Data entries

((

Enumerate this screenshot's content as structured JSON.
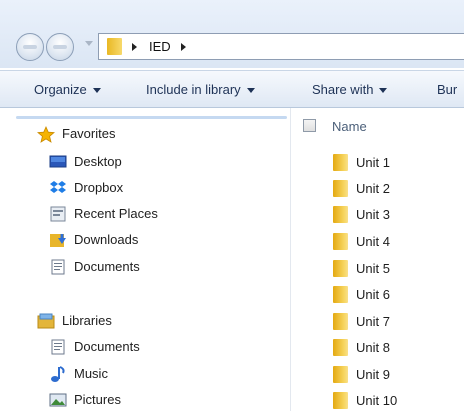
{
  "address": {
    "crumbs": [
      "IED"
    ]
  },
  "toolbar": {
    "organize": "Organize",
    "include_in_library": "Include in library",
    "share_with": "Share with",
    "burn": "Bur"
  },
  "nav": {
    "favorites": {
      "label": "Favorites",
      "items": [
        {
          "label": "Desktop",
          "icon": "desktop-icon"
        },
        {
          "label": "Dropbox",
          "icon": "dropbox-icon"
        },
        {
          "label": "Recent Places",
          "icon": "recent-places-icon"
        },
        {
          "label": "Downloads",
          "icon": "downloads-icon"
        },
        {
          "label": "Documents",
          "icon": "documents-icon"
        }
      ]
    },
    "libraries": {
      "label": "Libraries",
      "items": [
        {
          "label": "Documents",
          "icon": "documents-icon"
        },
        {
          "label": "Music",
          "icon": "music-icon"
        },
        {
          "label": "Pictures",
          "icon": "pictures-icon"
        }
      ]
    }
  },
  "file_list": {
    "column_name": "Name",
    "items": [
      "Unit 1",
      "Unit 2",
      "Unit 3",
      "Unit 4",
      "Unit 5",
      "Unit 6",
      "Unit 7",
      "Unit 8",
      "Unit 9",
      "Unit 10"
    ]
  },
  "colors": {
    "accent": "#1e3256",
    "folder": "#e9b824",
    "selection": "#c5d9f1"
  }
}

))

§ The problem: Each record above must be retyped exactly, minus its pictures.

§ Response to the exercise:
Enumerate this screenshot's content as structured JSON.
{
  "address": {
    "crumbs": [
      "IED"
    ]
  },
  "toolbar": {
    "organize": "Organize",
    "include_in_library": "Include in library",
    "share_with": "Share with",
    "burn": "Bur"
  },
  "nav": {
    "favorites": {
      "label": "Favorites",
      "items": [
        {
          "label": "Desktop",
          "icon": "desktop-icon"
        },
        {
          "label": "Dropbox",
          "icon": "dropbox-icon"
        },
        {
          "label": "Recent Places",
          "icon": "recent-places-icon"
        },
        {
          "label": "Downloads",
          "icon": "downloads-icon"
        },
        {
          "label": "Documents",
          "icon": "documents-icon"
        }
      ]
    },
    "libraries": {
      "label": "Libraries",
      "items": [
        {
          "label": "Documents",
          "icon": "documents-icon"
        },
        {
          "label": "Music",
          "icon": "music-icon"
        },
        {
          "label": "Pictures",
          "icon": "pictures-icon"
        }
      ]
    }
  },
  "file_list": {
    "column_name": "Name",
    "items": [
      "Unit 1",
      "Unit 2",
      "Unit 3",
      "Unit 4",
      "Unit 5",
      "Unit 6",
      "Unit 7",
      "Unit 8",
      "Unit 9",
      "Unit 10"
    ]
  },
  "colors": {
    "accent": "#1e3256",
    "folder": "#e9b824",
    "selection": "#c5d9f1"
  }
}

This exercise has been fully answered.